"For hours after their boat sank, Ken Henderson and Ed Coen treaded water in the Gulf of Mexico, talking about life and death while struggling to survive. For more than 30 hours, it worked.
"Then Henderson, 49, a retired Montgomery County sheriff's deputy, was forced to make a decision that would save his life, but not his best friend's."
That's the way the story on the front page of the Houston Chronicle began this week (3/28/12). It's not my intention to retell the story, nor do I want to exploit it in any way. But I could not read the story without making some personal reflections, especially at this time of the year when we celebrate Easter. (If you are interested in reading the story, click here.)
Ken and Ed didn't plan to make any life and death decisions that Thursday morning when they set out to sea. The only thing in jeopardy in their minds were the fish they were going to catch. But that's not the way things went.
Their boat took on water and eventually sank. The friends found themselves adrift in the cold waters of the Gulf of Mexico. Minutes turned to hours. Day turned to night. They did everything they could to keep each other alive. No one came to rescue them.
After being adrift for more than 30 hours, they made a desperate decision. Thinking it was their only chance for survival, they decided to cut the strap that bound them together so Ken could swim away to find help. Both agreed it was their last best hope. They knew it was a life or death decision.
Easter is all about life and death decisions. Judas made one when he betrayed Jesus. The religious leaders made one when they put Jesus on trial. Pontius Pilate and Herod Antipas made one when they sat in judgement upon Jesus. The Roman soldiers probably thought of themselves as just following orders when they crucified Jesus, but they, too, were making a life and death decision.
No decision was more a life and death decision than Jesus' decision in the Garden of Gethsemane when he decided to fully obey the will of God and offer his life as a sacrifice for the sin of mankind. It was a matter of life and death, or, I suppose, a decision of death and life. Through his death Jesus was offering the gift of life to all who would believe. And aren't we glad he made it!!
We don't think of ourselves as making life and death decisions. That's usually the purview of doctors, judges, soldiers, and others, not us. Or is it?
When we ride the bus into work, talk to a neighbor over a backyard fence, enjoy a midday meal with a co-worker, engage in small talk on the sidelines at our kids' ball game we may be making life and death decisions. If we know the gospel and they don't, and we fail to share it with them, we could be making a life and death decision by not telling them, by not giving them the opportunity to become a Christ-follower.
Easter … what a story ... Jesus died, was buried, and three days later stepped out of his tomb … alive! ... victorious over death. It's a story of death and life. This Easter tell this wondrous story of God's love to a friend, a family member, a co-worker. It could just be a matter of life and death.
----- Houston Factoid

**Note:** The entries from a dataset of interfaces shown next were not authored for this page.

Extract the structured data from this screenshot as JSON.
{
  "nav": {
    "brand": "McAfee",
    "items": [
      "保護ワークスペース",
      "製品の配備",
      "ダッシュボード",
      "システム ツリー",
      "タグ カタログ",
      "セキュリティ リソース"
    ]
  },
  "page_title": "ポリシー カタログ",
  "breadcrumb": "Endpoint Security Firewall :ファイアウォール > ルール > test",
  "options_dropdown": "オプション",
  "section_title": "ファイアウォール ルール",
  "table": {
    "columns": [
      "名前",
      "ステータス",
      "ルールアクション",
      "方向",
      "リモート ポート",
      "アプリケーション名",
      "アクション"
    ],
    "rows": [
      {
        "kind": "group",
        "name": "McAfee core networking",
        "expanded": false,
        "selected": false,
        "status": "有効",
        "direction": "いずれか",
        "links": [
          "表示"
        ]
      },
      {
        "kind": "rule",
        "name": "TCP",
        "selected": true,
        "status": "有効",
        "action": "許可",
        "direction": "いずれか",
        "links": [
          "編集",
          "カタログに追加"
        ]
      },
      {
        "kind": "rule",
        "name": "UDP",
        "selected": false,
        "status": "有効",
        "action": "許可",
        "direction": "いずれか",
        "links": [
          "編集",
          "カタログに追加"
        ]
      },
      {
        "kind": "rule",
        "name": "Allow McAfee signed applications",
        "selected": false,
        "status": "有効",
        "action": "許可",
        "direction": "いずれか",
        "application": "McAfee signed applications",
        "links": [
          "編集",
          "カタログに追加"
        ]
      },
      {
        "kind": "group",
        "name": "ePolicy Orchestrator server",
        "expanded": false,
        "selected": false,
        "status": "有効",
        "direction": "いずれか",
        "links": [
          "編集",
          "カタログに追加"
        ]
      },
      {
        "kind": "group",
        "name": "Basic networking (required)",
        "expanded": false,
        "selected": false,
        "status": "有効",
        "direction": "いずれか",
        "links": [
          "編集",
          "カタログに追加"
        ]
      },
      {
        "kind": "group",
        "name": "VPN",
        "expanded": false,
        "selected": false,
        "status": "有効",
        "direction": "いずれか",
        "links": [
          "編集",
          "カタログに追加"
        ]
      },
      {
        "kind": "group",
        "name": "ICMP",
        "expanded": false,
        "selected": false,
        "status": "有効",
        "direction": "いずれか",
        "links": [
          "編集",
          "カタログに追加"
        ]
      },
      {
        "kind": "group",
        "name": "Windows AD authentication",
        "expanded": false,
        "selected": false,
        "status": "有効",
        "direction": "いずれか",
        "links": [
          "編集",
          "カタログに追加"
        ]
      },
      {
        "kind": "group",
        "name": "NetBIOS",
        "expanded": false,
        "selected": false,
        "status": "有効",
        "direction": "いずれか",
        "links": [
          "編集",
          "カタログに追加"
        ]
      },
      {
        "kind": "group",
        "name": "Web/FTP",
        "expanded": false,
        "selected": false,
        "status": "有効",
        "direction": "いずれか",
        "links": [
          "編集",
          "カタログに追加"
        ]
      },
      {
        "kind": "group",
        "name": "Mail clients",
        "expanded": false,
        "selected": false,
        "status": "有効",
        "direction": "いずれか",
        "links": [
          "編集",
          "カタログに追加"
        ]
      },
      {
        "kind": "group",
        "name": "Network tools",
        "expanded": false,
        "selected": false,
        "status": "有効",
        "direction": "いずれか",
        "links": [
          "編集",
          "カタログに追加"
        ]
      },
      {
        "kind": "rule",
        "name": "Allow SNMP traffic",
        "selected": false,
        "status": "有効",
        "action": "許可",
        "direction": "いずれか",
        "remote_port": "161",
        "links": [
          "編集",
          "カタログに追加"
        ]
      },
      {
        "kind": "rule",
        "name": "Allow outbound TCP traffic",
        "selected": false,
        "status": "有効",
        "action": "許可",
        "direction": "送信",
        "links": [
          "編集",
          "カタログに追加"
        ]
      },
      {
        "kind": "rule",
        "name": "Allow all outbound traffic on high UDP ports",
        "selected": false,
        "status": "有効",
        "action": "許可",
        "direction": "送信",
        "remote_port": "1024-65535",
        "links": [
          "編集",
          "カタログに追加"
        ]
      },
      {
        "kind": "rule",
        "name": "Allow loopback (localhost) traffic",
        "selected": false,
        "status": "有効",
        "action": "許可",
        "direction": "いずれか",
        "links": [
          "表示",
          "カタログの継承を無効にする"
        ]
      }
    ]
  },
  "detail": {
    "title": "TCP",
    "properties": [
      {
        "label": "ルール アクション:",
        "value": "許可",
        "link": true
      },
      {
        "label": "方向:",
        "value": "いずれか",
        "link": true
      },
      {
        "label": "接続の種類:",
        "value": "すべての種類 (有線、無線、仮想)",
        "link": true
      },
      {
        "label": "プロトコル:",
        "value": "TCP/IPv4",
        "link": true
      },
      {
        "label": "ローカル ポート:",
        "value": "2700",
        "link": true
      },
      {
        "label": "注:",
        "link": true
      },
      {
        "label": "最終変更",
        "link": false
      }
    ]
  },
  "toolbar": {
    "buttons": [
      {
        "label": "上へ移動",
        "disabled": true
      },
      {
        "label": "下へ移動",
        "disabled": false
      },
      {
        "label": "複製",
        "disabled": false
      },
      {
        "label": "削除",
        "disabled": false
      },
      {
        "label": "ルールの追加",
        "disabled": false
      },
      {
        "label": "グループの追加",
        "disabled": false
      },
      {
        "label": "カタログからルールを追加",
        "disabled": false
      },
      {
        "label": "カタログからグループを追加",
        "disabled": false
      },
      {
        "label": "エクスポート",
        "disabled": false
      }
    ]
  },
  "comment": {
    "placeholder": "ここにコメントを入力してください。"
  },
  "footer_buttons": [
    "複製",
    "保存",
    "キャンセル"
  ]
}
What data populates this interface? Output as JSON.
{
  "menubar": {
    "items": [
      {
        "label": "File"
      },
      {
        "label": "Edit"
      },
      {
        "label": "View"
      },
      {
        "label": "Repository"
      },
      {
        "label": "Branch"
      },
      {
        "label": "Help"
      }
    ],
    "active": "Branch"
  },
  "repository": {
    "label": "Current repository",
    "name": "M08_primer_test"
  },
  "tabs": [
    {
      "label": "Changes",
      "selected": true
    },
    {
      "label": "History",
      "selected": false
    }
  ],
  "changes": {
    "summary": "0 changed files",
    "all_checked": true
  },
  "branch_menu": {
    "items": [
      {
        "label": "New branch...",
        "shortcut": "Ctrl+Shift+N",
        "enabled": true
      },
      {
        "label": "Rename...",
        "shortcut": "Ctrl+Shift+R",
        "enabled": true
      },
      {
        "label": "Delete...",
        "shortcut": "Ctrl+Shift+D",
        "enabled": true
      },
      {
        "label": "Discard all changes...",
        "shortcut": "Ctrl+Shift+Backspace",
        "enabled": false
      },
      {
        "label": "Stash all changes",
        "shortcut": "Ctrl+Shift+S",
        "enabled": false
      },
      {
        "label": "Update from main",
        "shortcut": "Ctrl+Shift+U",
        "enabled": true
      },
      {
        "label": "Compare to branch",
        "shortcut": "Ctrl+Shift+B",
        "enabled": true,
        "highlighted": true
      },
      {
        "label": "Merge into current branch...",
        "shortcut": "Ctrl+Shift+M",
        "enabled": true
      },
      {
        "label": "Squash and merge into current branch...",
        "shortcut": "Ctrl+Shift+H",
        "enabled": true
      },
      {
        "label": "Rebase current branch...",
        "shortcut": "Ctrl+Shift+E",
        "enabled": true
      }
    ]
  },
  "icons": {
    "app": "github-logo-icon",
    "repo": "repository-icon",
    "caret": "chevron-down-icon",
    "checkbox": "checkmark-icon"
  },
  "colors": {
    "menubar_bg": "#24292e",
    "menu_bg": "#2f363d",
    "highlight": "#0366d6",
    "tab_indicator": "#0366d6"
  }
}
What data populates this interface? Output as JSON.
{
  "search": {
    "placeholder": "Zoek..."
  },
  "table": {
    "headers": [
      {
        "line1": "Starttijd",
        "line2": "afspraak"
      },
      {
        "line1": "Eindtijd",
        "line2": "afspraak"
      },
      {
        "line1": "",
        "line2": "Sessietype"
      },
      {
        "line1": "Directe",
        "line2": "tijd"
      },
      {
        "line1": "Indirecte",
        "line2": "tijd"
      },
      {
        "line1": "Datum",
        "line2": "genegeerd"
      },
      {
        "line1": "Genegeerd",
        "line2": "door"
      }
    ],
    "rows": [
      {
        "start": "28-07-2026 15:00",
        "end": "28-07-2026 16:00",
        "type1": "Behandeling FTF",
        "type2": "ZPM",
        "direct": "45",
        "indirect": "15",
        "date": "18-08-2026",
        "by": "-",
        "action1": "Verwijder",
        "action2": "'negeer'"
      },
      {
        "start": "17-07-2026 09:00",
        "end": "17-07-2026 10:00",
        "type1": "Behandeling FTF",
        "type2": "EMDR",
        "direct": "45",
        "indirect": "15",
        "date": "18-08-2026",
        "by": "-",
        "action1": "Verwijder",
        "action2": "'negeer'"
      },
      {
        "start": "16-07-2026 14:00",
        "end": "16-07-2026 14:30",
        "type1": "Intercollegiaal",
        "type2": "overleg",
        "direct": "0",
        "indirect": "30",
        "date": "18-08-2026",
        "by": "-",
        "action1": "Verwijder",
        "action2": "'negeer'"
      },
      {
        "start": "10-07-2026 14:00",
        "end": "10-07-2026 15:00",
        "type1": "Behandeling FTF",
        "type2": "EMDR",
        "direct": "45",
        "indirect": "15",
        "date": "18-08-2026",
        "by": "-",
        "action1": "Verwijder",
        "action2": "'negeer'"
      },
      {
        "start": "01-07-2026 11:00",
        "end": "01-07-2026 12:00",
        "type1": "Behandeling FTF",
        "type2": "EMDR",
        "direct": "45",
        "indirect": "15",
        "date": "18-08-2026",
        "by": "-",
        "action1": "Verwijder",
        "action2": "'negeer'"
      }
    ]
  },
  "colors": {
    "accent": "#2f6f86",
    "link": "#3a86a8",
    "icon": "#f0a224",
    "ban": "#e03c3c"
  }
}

According to the Glenmary report, fewer than 50% of Houston residents identify themselves with any religion, and only one out of 5 identify themselves with evangelical Christianity. For the vast majority of Houstonians, hearing the gospel story is indeed a matter of eternal life or death.